The AS&SH RPG includes the 4 standard D&D classes, as well as 22 subclasses, among which are all of those originally promised for AD&D in the Holmes Basic rulebook: paladins, rangers, illusionists, monks, druids, assassins and even the witch. Plus many others. Instead of demi-humans, the game includes a variety of fictional human cultures from which to create a character.
Peruse the Kickstarter page and this update thread on the OD&D Discussion Forum for many examples of the fantastic art commissioned for this new edition by at least ten artists, including Russ Nicholson of Fiend Folio and Fighting Fantasy fame. Nicholson's artwork remains very much in the style of his Fiend Folio work (which I love), for example see this piece posted in the OD&D thread:
Wednesday, November 16, 2016
|Screenshot of the new options|
Old school D&D is coming back "in print"!
Yesterday WOTC added a print-on-demand option to several of the TSR classics available on DMsGuild (aka DriveThruRPG aka RPGNow). Currently, only a handful of random products are included, but more should be added each week. You can find the products with the print options by going to DMsGuild.com, and then to "Narrow Results" at the top of the left sidebar and selecting "D&D Classics" under "Content" and "Print" under "Format".
Link to the old school D&D items available for P.O.D.
[Disclosure: Link includes my Drivethru Affiliate # that gives me credit if you purchase]
Note there's an option to get the pdf along with the hardcopy for $2 extra.
Be warned that the print quality may vary greatly depending on the quality of the pdf.

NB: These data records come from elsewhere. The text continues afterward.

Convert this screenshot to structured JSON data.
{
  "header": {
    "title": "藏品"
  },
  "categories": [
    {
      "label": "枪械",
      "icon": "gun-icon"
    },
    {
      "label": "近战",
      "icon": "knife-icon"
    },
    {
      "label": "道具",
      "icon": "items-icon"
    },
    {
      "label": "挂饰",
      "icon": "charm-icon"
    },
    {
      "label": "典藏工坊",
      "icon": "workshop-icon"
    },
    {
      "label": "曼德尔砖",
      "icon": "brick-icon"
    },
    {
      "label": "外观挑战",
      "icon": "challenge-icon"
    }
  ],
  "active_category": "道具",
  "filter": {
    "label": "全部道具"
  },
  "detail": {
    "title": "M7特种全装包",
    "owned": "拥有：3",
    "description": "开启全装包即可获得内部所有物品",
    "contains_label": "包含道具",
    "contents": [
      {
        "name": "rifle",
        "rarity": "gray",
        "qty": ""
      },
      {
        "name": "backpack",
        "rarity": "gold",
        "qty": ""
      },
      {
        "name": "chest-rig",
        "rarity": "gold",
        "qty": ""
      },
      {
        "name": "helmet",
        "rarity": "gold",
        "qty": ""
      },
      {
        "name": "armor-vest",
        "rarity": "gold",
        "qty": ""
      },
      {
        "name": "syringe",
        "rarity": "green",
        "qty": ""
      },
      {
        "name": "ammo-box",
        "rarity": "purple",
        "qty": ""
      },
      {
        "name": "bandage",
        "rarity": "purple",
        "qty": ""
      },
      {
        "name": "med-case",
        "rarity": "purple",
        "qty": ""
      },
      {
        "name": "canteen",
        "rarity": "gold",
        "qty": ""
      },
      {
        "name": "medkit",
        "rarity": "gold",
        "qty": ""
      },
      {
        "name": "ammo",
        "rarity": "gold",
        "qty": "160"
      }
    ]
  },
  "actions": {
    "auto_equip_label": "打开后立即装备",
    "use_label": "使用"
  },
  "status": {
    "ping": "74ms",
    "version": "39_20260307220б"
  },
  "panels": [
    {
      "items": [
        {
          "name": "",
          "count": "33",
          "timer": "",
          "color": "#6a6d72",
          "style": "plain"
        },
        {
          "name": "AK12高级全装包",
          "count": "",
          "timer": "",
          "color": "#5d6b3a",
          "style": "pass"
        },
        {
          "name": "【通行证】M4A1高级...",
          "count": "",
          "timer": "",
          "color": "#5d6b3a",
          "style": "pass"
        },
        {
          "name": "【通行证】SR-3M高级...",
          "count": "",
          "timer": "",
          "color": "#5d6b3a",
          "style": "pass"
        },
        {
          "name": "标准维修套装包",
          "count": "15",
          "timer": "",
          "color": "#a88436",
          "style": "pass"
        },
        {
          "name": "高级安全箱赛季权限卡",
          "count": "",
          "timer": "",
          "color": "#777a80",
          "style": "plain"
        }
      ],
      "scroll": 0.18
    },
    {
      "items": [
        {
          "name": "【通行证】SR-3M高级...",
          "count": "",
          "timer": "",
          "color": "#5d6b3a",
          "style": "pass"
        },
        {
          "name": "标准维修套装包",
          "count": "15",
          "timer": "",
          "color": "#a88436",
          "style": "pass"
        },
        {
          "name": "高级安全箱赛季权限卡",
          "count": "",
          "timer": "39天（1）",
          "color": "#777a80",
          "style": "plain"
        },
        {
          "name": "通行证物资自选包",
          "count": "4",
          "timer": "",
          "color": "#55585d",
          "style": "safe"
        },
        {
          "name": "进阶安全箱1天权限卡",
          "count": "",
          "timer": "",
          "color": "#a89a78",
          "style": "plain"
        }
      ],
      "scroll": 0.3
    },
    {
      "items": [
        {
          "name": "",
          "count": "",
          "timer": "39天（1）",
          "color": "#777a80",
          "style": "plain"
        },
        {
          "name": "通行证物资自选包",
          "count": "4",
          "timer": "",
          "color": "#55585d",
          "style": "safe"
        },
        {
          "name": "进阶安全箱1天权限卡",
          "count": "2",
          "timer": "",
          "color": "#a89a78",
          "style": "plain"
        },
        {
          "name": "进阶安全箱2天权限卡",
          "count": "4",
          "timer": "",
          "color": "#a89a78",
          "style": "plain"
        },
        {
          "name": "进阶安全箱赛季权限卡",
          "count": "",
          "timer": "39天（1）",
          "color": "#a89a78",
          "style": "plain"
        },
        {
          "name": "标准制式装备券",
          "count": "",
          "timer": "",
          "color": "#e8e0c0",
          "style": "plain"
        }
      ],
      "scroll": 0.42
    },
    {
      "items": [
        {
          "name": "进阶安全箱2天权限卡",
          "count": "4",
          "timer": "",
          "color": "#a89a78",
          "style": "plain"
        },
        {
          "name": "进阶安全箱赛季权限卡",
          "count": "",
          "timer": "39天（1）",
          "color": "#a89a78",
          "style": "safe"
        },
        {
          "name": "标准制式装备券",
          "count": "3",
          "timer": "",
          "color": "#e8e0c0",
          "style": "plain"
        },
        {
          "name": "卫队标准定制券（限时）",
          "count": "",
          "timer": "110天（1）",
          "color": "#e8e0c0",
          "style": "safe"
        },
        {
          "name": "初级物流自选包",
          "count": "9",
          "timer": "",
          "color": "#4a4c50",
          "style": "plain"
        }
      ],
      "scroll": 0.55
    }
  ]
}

I looked at the previews for two pdfs. X2 Castle Amber has a poorly scanned pdf, and I saw a comment on G+ that the map(s) are incomplete (I couldn't confirm this from the limited preview). The pdf of L1 The Secret of Bone Hill looked better, so it may make for a decent printed copy. Also, from what I've heard the cover will be attached, not loose as in the original TSR modules, and all maps will appear in the books in the same order as they as they do in the pdf. Basically just a straight print of whatever you see in the pdf. I'll update this as further buyer reports come in.
More discussion on my favorite forums:
And here's an announcement by the product manager on RPGnet:
Hopefully the recent OD&D reprints will be included soon!
I can't make this post without mentioning that Holmes Basic still remains unavailable in pdf format, let alone print-on-demand. New pdf offerings are still being added on a weekly basis, so hopefully it's still in the queue.
Friday, November 11, 2016
This blog is endebted to the work of J. Eric Holmes, and today on Veterans Day I'd like to mention his military service in the US Marine Corp, which included two years in Korea. The above picture of his gravestone above is posted on-line here.
|My father had a version of this poster in his den office for decades|
And a big thank you to all of the readers of the blog who have served!
(Slightly modified from original post in 2012)
Posted by Zenopus Archives at 6:30 AM